export GST_ID3V2_TAG_ENCODING=GBK:UTF-8:GB18030

For Beep media player, you can select MPEG Audio plugin in pefenrence->plugins->media, and then click Penfenrences below. A dialog box will appear. Select title, tick Disable ID3v2 and Convert non-UTF8 ID3 tags to UTF8. Fill in gbk in ID3 encoding. Now, BMP can correctly display the GB3 encoded ID3 tag.

Quod Libet player supports tag editing and setting ID3v2 encoding. This can be set in ~/.quodlibet/config:

~/.quodlibet/config
...
id3encoding = gbk
...
Note: Quod Libet supports utf8 encoding by default.

The best solution is to convert the id3 tag encoded as gbk to utf8 encoding. Install python-mutagen, then use the following command to convert:

$ mid3iconv -e gbk XXX.mp3

Garbled Chinese file name under Windows partition

Generally, the mounted character set is different from the locales. You can modify /etc/fstab (if you do not understand, please read fstab carefully). If the locale is utf8, modify the line to:

/etc/fstab
...
/dev/sdxx /media/win ntfs defaults,iocharset=utf8 0 0

If the locale is GBK, it should be:

/etc/fstab
...
/dev/sdxx /media/win ntfs defaults,iocharset=cp936 0 0
...

Samba garbled

When using Arch as a Samba server, adding the following line to /etc/samba/smb.conf can solve the garbled problem of Windows clients:

/etc/samba/smb.conf
...
unix charset=gb2312
...

ftp garbled

Many ftp sites are GBK encoded. If you use UTF8 locale, the downloaded file name may be garbled. For lftp, make the following settings under .lftp/rc:

.lftp/rc
...
set ftp:charset "gbk"
set file:charset "UTF-8"
...

For gftp, you can do the following settings in .gftp/gftprc:

.gftp/gftprc
...
remote_charsets=gb2312
...

However, the downloaded file name is still garbled and needs to be patched and compiled. The patch address is: https://www.teatime.com.tw/%7Etommy/linux/gftp_remote_charsets.patch

Translation software

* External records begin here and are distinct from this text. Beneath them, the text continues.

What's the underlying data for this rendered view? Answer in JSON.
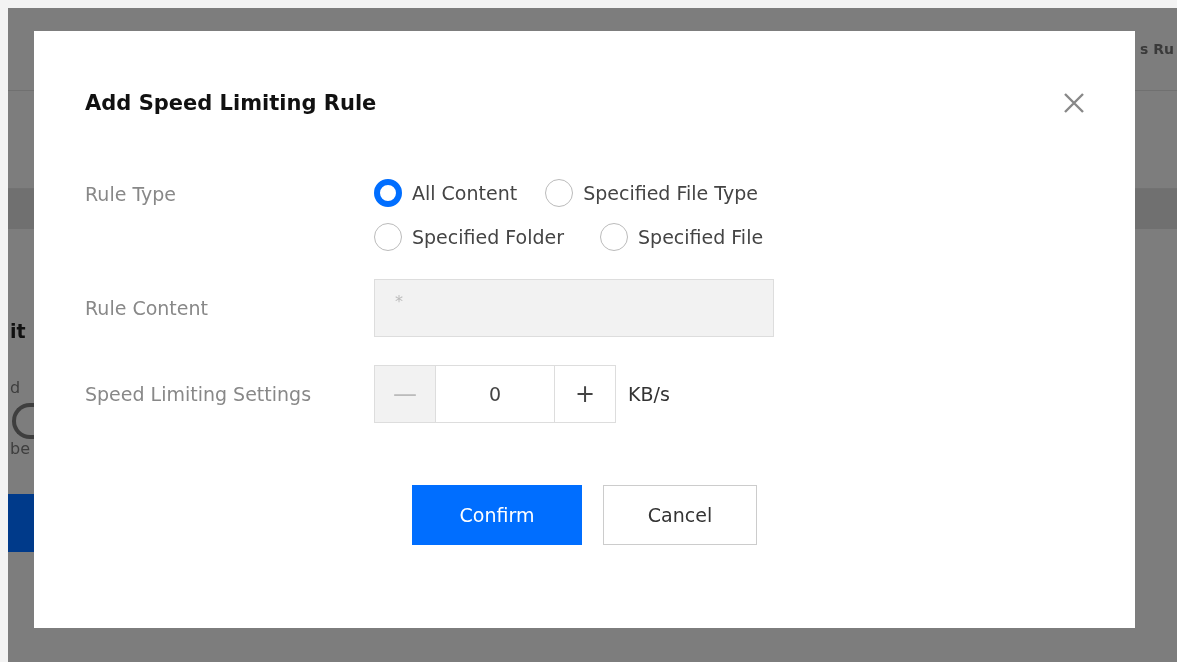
{
  "background": {
    "heading_fragment": "s Ru",
    "left_fragments": [
      {
        "text": "it",
        "kind": "heading"
      },
      {
        "text": "d",
        "kind": "text"
      },
      {
        "kind": "ring"
      },
      {
        "text": "be",
        "kind": "text"
      },
      {
        "kind": "button"
      }
    ]
  },
  "dialog": {
    "title": "Add Speed Limiting Rule",
    "rule_type": {
      "label": "Rule Type",
      "options": [
        {
          "label": "All Content",
          "selected": true
        },
        {
          "label": "Specified File Type",
          "selected": false
        },
        {
          "label": "Specified Folder",
          "selected": false
        },
        {
          "label": "Specified File",
          "selected": false
        }
      ]
    },
    "rule_content": {
      "label": "Rule Content",
      "value": "*",
      "disabled": true
    },
    "speed": {
      "label": "Speed Limiting Settings",
      "minus": "—",
      "value": "0",
      "plus": "+",
      "unit": "KB/s",
      "minus_disabled": true
    },
    "buttons": [
      {
        "label": "Confirm",
        "kind": "primary"
      },
      {
        "label": "Cancel",
        "kind": "secondary"
      }
    ]
  }
}
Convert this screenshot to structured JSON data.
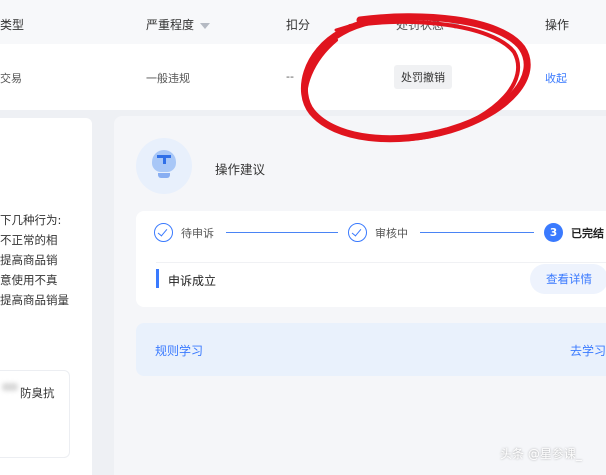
{
  "table": {
    "headers": {
      "type": "类型",
      "severity": "严重程度",
      "score": "扣分",
      "status": "处罚状态",
      "action": "操作"
    },
    "row": {
      "type": "交易",
      "severity": "一般违规",
      "score": "--",
      "status": "处罚撤销",
      "action": "收起"
    }
  },
  "left_panel": {
    "lines": [
      "下几种行为:",
      "不正常的相",
      "提高商品销",
      "意使用不真",
      "提高商品销量"
    ],
    "card_label": "防臭抗"
  },
  "suggestion": {
    "title": "操作建议",
    "steps": [
      {
        "label": "待申诉",
        "state": "done"
      },
      {
        "label": "审核中",
        "state": "done"
      },
      {
        "label": "已完结",
        "state": "current",
        "number": "3"
      }
    ],
    "result_label": "申诉成立",
    "detail_button": "查看详情"
  },
  "rules": {
    "label": "规则学习",
    "link": "去学习"
  },
  "annotation": {
    "color": "#e0141e"
  },
  "colors": {
    "accent": "#3a7afe"
  },
  "watermark": "头条 @星参课_"
}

  • stardict: StarDict.
  • sdcv: command line StarDict.
  • ydcv: Youdao dictionary on the command line.
  • youdao-dictAUR: Youdao dictionary (graphic interface), screen word translation.
  • goldendict: There is no dictionary by default, you can download the corresponding dictionary package (supports Babylon's thesaurus format .BGL, StarDict no longer maintained thesaurus format (.ifo/.dict/.idx/.syn), dictd words Library format (.index/.dict(.dz), ABBYY Lingvo's thesaurus format (.dsl/.lsa/.dat), mdict's thesaurus format, etc. The thesaurus files of these dictionaries can be downloaded and imported on the Internet Use of GoldenDict (may have copyright issues).
  • moedictAUR: A multi-platform Chinese dictionary. In addition to Chinese characters, words, idioms, etc., it also contains Hakka, Hokkien, simple foreign language translations, stroke order writing, etc. moedict online address
  • linedictAUR: An online English-Chinese dictionary that gets results by crawling Youdao translation webpage, some support English-Chinese translation, imitating dmenu to display the results at the top of the screen. It's rather easy to use. The API used by ydcv has expired, and the new API is free to use the frequency limit, so linedictAUR is a good alternative.